* [DATASET ENTRIES]:
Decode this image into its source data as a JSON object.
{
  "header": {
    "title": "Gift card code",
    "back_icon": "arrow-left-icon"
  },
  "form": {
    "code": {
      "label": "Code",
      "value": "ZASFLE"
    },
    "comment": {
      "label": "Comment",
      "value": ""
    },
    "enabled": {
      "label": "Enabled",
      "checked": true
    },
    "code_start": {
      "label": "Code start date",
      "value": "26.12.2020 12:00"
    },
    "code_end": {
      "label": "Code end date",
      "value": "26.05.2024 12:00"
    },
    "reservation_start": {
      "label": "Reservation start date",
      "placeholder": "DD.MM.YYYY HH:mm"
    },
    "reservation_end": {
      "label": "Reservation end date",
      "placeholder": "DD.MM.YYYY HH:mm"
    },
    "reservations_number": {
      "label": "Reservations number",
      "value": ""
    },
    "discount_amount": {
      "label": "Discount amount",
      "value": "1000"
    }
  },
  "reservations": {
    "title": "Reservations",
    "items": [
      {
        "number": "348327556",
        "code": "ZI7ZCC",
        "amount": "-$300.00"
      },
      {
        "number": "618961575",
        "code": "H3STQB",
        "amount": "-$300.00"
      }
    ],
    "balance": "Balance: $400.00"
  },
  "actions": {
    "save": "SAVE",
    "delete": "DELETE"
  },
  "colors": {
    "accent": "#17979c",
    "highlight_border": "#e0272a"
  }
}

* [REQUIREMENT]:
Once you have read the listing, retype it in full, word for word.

* [ANSWER TO THIS EXERCISE]:
Decode this image into its source data as a JSON object.
{
  "header": {
    "title": "Gift card code",
    "back_icon": "arrow-left-icon"
  },
  "form": {
    "code": {
      "label": "Code",
      "value": "ZASFLE"
    },
    "comment": {
      "label": "Comment",
      "value": ""
    },
    "enabled": {
      "label": "Enabled",
      "checked": true
    },
    "code_start": {
      "label": "Code start date",
      "value": "26.12.2020 12:00"
    },
    "code_end": {
      "label": "Code end date",
      "value": "26.05.2024 12:00"
    },
    "reservation_start": {
      "label": "Reservation start date",
      "placeholder": "DD.MM.YYYY HH:mm"
    },
    "reservation_end": {
      "label": "Reservation end date",
      "placeholder": "DD.MM.YYYY HH:mm"
    },
    "reservations_number": {
      "label": "Reservations number",
      "value": ""
    },
    "discount_amount": {
      "label": "Discount amount",
      "value": "1000"
    }
  },
  "reservations": {
    "title": "Reservations",
    "items": [
      {
        "number": "348327556",
        "code": "ZI7ZCC",
        "amount": "-$300.00"
      },
      {
        "number": "618961575",
        "code": "H3STQB",
        "amount": "-$300.00"
      }
    ],
    "balance": "Balance: $400.00"
  },
  "actions": {
    "save": "SAVE",
    "delete": "DELETE"
  },
  "colors": {
    "accent": "#17979c",
    "highlight_border": "#e0272a"
  }
}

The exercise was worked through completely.